Interesting, yes I did mistake gyroscopic torque with centrifugal force...

So a space-craft could turn around using this force? Presumably around its centre of mass... and that would mean that where ever the gyroscopic wheel was in the system, the system would pivot around on one point?
Even if the wheels where out on long, maneuverable arms so that the craft looked like a Y shape and the centre of mass was able to shift (artificially) around the ship?

I'm probably barking up the wrong tree but in my mind I see it working...

At the end of the day it's just a blob of mass that is restricted by conservation of angular momentum. If part of that blob (a gyroscope) starts moving, the rest of the blob ( spacecraft - gyroscope) will move in such a way as to keep the overall angular momentum constant.

There is no magical way it can turn around- it will just change orientation, like you would if you sat on a swivel chair and moved your arms from one side to another. You've changed the way you face, but you haven't changed your angular momentum; it's always zero.

what if you have two pendulums, with the same center of oscillation, and you make them repel and attract each other (by means of electromagnetic force, let's say). The rotation will be not a complete circle, but an arc about let's say 90 (each describes a 45 arc) degrees. In this case .. still no linear momentum? ... nothing? ... please!?

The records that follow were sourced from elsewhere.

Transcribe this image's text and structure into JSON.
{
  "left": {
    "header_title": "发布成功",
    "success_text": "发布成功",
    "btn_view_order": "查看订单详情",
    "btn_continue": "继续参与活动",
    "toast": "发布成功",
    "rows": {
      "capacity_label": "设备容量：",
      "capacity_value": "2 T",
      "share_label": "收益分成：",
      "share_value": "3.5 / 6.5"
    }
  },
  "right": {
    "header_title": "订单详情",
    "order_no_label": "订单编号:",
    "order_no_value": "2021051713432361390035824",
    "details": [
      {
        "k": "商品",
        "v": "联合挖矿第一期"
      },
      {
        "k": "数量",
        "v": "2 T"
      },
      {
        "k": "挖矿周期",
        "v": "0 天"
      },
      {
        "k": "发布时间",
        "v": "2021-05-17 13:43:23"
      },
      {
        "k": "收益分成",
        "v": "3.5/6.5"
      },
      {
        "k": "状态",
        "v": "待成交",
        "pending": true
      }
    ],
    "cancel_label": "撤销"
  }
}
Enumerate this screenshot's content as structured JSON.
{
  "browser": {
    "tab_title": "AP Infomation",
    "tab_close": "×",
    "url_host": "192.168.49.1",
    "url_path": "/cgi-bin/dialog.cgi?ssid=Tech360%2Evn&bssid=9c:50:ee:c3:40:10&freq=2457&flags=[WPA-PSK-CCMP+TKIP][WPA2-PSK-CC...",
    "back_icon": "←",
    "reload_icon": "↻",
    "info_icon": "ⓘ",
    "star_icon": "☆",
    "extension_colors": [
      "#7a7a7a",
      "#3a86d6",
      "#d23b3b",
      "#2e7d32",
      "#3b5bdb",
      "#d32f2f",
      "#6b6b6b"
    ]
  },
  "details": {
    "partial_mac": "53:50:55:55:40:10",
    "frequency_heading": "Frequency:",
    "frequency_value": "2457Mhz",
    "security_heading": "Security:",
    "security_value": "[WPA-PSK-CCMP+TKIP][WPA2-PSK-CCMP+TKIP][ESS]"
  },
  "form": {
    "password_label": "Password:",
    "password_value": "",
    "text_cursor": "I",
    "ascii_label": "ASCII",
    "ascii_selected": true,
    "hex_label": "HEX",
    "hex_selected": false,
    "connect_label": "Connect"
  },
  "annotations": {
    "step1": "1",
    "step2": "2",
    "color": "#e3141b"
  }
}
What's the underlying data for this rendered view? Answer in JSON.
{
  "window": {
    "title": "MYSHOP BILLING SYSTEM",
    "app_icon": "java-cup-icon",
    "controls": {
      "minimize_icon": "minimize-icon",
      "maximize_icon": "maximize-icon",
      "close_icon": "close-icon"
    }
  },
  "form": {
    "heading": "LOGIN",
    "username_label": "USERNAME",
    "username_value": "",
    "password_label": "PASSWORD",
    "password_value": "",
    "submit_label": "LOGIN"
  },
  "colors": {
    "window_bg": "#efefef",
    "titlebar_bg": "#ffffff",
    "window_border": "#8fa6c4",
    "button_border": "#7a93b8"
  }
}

smyth said:
what if you have two pendulums, with the same center of oscillation, and you make them repel and attract each other (by means of electromagnetic force, let's say). The rotation will be not a complete circle, but an arc about let's say 90 (each describes a 45 arc) degrees. In this case .. still no linear momentum? ... nothing? ... please!?
no external force -> no change of net linear momentum

A.T. said:
no external force -> no change of net linear momentum

Thanks, i didn't get it how the conservation works in this example, but you're firm answer challenged my neuron and i think i got it. When repelled, the two spheres of pendulums tend to go in opposite directions, in a straight line. The pivot from the center of oscillation is however opposing the straight moving because of the rigid rod connection. This holding (lets call it centripetal force :) ) bends the path of the pendulums , which feels the restriction of going straight as a force, opposed to the centripetal, the centrifugal force. So what will happen is the spheres of pendulums will go in a curved path, and the pivot(center of rotation) will go in a straight path , in the direction of the line unifying the two spheres. So the moving of the spheres will drag the pivot, and the inertia of the pivot curves the path of the spheres. And that's it, the whole system stays still, it's just modifying shape (now the youtube clip above makes sense). and also how curved the path of the spheres is, depends on the mass ratio pivot/spheres. if pivot has infinite mass, the smallest circle described ( R= the rod), if mass is 0, the path of the spheres will bend no more. Pfuee, that was hard :).

## 1. What is centrifugal force?

Centrifugal force is the apparent force that is felt by an object when it moves in a circular path. It is a result of the object's inertia and tendency to resist changes in its motion.

## 2. Is centrifugal force a real force?

No, centrifugal force is not a real force. It is a fictitious force, meaning it is only observed in a non-inertial reference frame and does not have a physical origin.

## 3. How is centrifugal force different from centripetal force?

Centrifugal force is the outward force felt by an object moving in a circular path, while centripetal force is the inward force that keeps the object moving in a circular path. Centripetal force is a real force, while centrifugal force is a fictitious force.

## 4. Can centrifugal force be measured?

No, since centrifugal force is not a real force, it cannot be measured directly. However, its effects can be observed and measured through other forces, such as centripetal force and gravity.

## 5. How does centrifugal force affect objects in a rotating reference frame?

In a rotating reference frame, objects will appear to experience a centrifugal force that pushes them away from the center of rotation. This is due to their inertia and tendency to resist changes in their motion. However, this force is not actually present and is only observed in the rotating frame of reference.